Start of Data for analysis

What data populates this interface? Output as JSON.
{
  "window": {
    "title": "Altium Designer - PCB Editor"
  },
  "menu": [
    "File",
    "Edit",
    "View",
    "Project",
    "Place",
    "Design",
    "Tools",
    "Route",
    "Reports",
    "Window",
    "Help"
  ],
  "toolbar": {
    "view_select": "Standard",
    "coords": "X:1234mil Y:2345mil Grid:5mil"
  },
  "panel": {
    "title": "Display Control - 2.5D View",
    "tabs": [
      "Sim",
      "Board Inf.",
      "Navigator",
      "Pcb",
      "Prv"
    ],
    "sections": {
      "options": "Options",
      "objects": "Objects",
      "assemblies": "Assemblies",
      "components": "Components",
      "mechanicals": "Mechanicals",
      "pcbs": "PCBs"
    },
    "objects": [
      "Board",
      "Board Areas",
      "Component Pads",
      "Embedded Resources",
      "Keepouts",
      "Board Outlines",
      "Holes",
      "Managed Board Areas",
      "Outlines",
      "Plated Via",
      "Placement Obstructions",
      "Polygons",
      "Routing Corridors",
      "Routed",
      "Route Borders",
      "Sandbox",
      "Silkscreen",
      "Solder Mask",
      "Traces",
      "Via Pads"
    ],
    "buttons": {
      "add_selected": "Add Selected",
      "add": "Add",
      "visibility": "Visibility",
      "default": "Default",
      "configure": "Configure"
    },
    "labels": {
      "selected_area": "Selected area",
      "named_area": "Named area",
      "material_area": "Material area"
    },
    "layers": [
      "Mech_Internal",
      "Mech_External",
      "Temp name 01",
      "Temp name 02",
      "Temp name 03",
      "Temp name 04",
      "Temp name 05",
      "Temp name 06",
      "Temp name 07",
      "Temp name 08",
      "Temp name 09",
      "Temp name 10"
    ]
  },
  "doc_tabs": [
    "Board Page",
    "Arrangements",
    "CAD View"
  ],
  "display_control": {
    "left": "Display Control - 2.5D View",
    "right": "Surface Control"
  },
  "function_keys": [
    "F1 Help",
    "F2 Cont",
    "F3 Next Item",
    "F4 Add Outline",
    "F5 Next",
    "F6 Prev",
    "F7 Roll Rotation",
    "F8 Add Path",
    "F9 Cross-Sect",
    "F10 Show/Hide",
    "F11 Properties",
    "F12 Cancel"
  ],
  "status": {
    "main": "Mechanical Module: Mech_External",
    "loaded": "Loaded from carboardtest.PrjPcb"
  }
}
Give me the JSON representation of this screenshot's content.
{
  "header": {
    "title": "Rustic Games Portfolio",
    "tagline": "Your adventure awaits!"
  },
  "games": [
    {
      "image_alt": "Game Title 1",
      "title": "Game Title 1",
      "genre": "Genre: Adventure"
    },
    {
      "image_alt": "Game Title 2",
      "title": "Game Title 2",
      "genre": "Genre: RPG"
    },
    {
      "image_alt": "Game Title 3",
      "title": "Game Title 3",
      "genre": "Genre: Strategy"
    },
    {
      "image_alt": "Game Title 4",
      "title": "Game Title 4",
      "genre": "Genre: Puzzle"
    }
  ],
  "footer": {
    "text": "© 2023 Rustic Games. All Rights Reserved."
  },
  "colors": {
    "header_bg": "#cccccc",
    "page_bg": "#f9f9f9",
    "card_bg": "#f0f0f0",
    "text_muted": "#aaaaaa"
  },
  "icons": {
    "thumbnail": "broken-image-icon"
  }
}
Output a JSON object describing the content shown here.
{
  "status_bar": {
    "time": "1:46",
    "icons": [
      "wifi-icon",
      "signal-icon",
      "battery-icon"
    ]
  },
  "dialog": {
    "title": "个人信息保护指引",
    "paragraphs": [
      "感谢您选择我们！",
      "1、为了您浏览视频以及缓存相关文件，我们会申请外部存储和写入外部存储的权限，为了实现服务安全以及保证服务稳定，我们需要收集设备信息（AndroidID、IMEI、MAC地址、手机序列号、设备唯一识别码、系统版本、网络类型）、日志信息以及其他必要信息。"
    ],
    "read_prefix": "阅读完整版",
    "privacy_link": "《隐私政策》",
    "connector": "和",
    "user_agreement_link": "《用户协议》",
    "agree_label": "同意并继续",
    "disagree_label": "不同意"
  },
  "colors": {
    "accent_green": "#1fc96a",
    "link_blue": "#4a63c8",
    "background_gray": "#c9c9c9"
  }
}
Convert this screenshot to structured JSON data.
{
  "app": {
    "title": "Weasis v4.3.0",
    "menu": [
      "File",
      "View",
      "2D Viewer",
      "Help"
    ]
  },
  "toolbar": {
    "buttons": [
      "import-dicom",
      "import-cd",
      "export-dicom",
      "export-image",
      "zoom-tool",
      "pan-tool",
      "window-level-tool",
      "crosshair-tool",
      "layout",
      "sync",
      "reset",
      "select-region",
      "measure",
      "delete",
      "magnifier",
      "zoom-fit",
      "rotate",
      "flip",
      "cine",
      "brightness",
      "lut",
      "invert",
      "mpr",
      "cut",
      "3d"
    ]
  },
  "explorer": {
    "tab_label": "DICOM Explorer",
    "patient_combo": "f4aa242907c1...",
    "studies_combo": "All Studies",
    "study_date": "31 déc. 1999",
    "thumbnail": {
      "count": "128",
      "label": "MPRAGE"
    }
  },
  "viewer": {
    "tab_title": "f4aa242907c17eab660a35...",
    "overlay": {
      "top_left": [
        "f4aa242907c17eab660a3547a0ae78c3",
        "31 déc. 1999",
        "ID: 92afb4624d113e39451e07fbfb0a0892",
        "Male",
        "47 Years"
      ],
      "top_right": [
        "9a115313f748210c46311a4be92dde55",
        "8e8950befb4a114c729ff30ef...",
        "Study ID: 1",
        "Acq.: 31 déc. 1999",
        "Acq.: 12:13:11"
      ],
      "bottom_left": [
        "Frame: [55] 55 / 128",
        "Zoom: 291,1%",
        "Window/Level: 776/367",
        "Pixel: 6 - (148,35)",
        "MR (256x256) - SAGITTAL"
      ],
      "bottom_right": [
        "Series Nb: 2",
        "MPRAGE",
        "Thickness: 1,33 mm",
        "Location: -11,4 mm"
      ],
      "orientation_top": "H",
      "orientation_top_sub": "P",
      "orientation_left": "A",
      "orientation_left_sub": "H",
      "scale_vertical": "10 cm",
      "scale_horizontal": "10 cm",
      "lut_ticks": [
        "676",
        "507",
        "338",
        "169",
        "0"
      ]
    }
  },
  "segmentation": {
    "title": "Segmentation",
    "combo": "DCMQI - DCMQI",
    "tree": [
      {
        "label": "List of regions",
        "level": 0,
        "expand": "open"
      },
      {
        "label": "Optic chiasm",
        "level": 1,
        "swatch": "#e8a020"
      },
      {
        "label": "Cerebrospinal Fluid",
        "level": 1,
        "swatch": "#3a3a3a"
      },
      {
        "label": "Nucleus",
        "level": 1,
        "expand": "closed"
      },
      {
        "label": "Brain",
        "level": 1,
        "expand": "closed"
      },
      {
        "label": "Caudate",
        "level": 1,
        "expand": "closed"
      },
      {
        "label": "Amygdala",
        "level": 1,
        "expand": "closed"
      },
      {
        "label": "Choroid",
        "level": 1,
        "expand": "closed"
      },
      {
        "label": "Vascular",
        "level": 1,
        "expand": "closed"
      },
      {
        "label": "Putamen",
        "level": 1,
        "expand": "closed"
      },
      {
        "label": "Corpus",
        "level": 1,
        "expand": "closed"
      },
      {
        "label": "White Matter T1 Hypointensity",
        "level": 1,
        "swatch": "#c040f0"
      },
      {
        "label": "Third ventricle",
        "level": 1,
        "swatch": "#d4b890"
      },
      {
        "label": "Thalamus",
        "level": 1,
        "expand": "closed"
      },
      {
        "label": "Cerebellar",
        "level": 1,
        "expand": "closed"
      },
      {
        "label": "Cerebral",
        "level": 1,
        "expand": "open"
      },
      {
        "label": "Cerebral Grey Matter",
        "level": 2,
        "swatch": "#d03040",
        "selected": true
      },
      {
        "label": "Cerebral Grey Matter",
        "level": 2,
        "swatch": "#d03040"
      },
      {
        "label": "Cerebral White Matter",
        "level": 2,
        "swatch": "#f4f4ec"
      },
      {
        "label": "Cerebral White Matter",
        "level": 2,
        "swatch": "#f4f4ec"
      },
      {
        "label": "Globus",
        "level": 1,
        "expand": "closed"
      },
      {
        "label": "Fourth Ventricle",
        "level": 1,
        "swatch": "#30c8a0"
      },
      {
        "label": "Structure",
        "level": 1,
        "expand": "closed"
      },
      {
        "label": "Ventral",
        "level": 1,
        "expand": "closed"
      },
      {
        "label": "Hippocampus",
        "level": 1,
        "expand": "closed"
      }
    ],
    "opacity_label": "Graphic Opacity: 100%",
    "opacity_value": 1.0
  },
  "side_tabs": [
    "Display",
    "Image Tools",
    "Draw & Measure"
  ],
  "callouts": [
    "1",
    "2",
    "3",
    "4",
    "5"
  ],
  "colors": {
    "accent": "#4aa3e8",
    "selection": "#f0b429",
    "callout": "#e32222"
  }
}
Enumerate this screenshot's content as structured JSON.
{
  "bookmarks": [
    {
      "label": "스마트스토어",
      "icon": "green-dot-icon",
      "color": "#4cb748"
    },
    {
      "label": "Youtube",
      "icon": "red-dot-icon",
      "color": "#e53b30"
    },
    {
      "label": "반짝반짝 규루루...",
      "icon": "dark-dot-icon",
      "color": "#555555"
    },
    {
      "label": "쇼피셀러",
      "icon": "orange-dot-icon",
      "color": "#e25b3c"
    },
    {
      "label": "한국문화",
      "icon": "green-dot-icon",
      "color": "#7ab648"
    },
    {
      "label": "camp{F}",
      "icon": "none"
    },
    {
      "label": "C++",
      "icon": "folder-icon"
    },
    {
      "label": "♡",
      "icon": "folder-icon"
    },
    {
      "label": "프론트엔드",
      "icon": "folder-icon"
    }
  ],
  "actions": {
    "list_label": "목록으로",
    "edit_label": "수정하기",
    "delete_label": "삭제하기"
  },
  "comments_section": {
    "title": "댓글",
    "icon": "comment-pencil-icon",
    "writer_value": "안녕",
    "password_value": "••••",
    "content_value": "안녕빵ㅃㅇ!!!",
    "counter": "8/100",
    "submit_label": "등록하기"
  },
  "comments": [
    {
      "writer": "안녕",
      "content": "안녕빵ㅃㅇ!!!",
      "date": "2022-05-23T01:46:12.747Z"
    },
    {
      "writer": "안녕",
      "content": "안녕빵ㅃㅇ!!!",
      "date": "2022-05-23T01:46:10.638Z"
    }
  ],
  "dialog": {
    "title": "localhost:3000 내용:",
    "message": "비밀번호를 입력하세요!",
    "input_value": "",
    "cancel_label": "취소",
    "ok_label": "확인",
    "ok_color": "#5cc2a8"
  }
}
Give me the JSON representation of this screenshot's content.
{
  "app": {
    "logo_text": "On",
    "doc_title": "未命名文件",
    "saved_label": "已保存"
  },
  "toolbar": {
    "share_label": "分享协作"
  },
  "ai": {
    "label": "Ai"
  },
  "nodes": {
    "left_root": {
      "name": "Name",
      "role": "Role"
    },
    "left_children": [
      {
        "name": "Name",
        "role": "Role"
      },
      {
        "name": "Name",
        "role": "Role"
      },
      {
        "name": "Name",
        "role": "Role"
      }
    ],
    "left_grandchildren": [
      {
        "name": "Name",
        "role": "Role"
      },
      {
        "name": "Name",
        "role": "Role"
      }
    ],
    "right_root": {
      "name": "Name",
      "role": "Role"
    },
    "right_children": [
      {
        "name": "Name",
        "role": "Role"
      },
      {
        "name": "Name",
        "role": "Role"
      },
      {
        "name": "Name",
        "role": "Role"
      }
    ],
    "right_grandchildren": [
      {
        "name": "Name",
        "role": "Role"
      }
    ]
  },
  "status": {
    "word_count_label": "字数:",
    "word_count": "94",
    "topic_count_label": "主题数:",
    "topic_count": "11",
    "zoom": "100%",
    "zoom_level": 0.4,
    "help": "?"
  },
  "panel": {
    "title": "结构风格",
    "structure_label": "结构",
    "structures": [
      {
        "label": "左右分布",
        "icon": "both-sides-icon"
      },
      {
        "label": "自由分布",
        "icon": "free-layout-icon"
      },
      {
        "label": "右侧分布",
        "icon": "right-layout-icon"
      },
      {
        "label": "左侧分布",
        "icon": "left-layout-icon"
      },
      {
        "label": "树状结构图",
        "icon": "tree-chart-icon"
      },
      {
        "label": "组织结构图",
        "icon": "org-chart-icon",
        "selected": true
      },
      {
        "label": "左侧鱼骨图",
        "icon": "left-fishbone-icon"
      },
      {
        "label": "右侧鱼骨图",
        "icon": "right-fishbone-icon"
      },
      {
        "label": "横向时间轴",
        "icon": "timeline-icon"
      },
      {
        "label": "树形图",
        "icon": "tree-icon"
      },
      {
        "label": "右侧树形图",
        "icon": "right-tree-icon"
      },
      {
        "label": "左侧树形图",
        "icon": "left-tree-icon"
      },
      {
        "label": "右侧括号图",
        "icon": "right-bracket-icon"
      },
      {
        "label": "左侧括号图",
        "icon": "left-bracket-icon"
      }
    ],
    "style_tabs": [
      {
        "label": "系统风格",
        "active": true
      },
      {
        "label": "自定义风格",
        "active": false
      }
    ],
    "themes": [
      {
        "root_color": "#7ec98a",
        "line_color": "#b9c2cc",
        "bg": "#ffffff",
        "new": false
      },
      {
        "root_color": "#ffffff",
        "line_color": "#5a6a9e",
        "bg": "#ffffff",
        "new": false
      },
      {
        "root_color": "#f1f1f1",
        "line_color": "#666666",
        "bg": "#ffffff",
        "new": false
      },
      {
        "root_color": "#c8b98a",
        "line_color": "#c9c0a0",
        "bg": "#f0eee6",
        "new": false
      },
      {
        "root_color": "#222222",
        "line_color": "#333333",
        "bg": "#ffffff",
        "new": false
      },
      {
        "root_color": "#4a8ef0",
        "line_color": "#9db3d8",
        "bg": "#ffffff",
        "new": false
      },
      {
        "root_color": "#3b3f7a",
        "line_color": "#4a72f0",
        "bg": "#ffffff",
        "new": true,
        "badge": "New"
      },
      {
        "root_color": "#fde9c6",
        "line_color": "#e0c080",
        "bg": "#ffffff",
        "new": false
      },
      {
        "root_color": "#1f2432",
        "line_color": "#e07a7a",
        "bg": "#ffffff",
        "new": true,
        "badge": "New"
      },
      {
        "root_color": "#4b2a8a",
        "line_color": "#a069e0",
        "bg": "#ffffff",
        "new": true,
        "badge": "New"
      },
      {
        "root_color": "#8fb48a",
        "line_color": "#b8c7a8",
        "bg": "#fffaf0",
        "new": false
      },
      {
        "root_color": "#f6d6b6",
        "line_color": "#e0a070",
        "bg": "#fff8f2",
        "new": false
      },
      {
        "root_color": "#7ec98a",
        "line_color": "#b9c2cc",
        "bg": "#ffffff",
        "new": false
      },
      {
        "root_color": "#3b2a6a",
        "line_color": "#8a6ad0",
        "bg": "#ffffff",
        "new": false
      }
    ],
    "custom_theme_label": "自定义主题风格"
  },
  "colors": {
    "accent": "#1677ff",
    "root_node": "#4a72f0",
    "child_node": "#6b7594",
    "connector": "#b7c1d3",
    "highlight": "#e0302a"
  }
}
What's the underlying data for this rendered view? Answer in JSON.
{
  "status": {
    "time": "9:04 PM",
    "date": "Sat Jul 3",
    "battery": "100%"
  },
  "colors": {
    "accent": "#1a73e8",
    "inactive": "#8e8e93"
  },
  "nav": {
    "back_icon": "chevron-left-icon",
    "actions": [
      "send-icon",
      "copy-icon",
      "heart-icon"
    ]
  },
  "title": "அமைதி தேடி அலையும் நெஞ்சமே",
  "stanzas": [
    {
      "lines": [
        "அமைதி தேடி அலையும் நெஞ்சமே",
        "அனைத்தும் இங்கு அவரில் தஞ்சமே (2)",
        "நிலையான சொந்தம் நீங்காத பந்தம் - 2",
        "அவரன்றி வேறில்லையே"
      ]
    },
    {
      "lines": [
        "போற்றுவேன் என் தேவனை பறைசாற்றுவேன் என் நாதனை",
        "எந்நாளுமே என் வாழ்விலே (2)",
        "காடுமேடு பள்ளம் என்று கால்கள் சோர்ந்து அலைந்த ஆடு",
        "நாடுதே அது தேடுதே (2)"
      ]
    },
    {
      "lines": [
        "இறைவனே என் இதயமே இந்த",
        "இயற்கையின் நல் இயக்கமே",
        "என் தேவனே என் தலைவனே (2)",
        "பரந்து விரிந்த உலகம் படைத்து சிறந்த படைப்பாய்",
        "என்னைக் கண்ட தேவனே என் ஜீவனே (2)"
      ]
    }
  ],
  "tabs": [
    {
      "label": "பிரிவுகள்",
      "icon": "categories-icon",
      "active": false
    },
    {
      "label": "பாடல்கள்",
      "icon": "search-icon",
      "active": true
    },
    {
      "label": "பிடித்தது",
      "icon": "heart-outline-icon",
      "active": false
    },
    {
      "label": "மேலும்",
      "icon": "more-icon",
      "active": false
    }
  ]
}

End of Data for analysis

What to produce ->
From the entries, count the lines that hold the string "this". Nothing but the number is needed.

Exercise solution ->
6